A glimpse of a possible Picasso in the home of Imelda Marcos filmed during a visit by her son after his presidential election win has set off a flurry of speculation in the Philippines, where the family that once plundered billions is set to return to power. Ferdinand “Bongbong” Marcos Jr, the son and namesake of the late dictator, won a landslide victory in Monday’s presidential election, an outcome that has appalled those who survived his father’s regime. Images released by the family showed Marcos Jr visiting the home of his mother, who had displayed Picasso’s Femme Couche VI (Reclining Woman VI),
The images of a besuited Ferdinand Marcos Jr, clad in a top hat and leaning nonchalantly on a Rolls-Royce, dating from his time in Britain in the 1970s, are as you might expect from the playboy scion of a kleptocratic dictator. Yet as the Marcos family returns to power in the Philippines after a landslide presidential victory by Marcos Jr, he is facing calls to stop misrepresenting the circumstances of his studies at the University of Oxford. The university has confirmed that he did not complete his degree in philosophy, politics and economics after enrolling in 1975. “According to our records, he did
HATE CRIME: Officials were investigating a detailed ‘manifesto’ posted online before the livestreamed shooting, in which the suspect outlined his reasoning and plans A heavily armed 18-year-old white man on Saturday shot 10 people dead at a Buffalo, New York, grocery store in a “racially motivated” attack that he livestreamed on camera, authorities said. The gunman, who was wearing body armor and a helmet, was arrested after the massacre, Buffalo Police Commissioner Joseph Gramaglia told a news conference. Gramaglia put the toll at 10 dead and three wounded. Eleven of the victims were African Americans. The gunman shot four people in the parking lot of the Tops supermarket, three of them fatally, then went inside and continued firing, Gramaglia said.
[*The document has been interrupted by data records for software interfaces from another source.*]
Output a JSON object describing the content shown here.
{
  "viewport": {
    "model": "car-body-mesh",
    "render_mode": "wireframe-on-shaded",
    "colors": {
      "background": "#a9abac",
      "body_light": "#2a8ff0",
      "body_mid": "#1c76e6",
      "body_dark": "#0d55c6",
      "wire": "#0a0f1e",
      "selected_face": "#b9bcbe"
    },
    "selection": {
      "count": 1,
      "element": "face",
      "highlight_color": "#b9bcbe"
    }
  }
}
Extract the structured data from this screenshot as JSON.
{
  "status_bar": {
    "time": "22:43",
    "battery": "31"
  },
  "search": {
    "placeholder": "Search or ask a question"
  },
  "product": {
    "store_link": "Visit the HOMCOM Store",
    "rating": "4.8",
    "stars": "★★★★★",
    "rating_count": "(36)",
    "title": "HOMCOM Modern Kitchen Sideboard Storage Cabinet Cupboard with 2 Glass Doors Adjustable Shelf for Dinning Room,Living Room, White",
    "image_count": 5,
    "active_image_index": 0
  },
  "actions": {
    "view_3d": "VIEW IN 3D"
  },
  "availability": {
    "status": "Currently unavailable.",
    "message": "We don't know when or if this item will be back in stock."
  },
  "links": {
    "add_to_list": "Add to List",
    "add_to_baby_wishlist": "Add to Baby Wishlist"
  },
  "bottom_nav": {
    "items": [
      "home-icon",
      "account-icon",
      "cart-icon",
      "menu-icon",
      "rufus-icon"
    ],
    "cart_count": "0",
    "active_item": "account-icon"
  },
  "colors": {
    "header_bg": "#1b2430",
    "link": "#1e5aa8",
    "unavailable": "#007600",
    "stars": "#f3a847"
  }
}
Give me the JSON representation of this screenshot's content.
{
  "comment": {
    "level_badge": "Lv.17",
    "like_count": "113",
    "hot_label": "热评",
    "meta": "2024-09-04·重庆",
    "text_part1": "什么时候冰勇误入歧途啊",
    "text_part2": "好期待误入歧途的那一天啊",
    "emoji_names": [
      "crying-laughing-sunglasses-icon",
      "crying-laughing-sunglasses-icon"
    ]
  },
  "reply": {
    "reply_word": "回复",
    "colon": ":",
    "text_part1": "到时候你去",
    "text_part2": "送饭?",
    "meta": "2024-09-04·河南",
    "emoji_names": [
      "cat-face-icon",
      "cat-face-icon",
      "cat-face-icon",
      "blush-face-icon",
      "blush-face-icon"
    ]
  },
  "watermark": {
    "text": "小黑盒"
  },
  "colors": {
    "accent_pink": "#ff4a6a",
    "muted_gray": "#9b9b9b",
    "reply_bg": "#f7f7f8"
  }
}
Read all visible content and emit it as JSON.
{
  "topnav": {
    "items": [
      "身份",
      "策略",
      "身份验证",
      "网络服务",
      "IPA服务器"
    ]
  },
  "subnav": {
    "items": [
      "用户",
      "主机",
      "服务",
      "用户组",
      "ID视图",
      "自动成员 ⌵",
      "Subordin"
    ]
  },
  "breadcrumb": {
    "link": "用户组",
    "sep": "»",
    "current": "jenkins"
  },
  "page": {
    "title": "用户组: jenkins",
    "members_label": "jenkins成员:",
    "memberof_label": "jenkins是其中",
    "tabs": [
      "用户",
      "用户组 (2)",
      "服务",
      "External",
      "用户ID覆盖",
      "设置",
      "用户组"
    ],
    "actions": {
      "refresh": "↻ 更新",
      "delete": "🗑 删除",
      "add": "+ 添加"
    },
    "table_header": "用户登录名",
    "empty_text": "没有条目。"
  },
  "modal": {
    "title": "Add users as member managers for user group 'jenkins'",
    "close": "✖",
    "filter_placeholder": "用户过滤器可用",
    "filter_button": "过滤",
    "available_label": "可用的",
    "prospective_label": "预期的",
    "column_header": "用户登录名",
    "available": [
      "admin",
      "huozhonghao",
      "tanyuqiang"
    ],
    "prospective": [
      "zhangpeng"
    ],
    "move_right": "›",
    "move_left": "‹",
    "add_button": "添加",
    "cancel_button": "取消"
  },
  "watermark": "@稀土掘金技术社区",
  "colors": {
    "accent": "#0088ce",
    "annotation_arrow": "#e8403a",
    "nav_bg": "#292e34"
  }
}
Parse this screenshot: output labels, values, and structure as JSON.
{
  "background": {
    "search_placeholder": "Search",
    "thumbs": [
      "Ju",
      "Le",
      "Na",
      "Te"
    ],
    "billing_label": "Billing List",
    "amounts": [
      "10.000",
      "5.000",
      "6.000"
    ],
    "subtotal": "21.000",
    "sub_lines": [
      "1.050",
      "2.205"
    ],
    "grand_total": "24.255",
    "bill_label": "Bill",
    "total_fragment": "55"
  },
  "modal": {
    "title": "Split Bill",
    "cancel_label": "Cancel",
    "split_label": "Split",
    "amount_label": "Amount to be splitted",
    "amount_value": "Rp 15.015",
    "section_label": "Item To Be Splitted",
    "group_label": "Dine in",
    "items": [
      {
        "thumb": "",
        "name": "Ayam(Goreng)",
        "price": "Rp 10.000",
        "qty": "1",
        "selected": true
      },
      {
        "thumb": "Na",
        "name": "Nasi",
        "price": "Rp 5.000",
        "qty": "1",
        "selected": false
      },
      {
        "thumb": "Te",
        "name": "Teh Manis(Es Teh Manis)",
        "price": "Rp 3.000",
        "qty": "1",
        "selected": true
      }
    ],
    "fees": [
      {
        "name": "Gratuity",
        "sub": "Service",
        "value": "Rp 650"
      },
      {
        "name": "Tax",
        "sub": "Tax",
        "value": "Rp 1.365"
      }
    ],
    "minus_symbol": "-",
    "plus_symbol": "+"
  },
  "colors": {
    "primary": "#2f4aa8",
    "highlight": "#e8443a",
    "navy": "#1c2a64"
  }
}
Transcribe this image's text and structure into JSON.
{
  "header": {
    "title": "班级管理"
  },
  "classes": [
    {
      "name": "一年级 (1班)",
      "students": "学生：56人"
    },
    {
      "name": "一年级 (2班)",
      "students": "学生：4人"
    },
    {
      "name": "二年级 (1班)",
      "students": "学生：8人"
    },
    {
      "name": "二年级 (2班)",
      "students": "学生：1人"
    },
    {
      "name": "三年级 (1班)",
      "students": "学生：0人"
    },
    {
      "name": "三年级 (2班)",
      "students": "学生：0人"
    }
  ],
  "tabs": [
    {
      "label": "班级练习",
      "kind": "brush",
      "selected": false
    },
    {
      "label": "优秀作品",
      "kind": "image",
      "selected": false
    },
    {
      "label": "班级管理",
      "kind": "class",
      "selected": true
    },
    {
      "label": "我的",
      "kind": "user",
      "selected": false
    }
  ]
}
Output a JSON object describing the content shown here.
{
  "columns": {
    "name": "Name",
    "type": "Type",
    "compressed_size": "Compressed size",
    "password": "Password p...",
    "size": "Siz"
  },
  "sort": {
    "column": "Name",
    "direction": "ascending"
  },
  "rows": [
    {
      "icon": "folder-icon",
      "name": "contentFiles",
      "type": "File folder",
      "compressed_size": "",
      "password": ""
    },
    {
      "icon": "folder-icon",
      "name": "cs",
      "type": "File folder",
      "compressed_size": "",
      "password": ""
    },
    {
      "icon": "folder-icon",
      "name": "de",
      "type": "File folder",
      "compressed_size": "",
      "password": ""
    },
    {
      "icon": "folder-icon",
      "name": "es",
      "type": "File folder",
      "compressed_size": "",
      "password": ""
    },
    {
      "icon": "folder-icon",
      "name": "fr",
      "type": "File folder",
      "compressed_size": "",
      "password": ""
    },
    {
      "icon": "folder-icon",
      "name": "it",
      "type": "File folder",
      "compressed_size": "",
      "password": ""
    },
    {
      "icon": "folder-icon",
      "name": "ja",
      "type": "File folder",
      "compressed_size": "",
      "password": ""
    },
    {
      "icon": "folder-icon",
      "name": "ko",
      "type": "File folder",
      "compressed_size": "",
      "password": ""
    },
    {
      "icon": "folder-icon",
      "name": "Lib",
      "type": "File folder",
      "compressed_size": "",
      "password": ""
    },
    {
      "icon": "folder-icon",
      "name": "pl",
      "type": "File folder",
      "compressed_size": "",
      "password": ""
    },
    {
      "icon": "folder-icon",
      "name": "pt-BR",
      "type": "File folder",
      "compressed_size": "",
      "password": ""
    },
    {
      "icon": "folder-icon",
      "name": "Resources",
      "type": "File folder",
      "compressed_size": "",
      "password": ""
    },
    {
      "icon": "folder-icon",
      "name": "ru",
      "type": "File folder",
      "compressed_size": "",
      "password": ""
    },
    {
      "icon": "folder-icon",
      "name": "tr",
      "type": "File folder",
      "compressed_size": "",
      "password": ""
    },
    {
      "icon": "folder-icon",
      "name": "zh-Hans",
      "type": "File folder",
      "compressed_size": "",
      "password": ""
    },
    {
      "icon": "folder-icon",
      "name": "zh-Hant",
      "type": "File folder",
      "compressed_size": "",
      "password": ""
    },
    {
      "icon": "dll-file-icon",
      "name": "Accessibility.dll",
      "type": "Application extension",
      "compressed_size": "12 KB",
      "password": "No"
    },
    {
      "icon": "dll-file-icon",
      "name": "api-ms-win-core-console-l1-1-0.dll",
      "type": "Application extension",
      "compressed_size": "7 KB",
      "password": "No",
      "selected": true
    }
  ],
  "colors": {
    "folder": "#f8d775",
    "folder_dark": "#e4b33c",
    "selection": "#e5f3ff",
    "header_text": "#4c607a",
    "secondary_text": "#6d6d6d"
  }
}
Among those killed inside the store was
‘UNITED AS ONE’: Photos showed people working on farms or walking in a North Korean town, indicating that a lockdown does not require people to stay home North Korea yesterday imposed a nationwide lockdown to control its first acknowledged COVID-19 outbreak after saying for more than two years that it had a perfect record keeping out the virus that has spread to nearly every place in the world. The size of the outbreak was not immediately known, but it could have serious consequences, because the country has a poor healthcare system and its 26 million people are believed to be mostly unvaccinated against COVID-19. Some experts say that the North, by its admission of an outbreak, might be seeking outside aid. The North’s Korean Central News Agency (KCNA) said that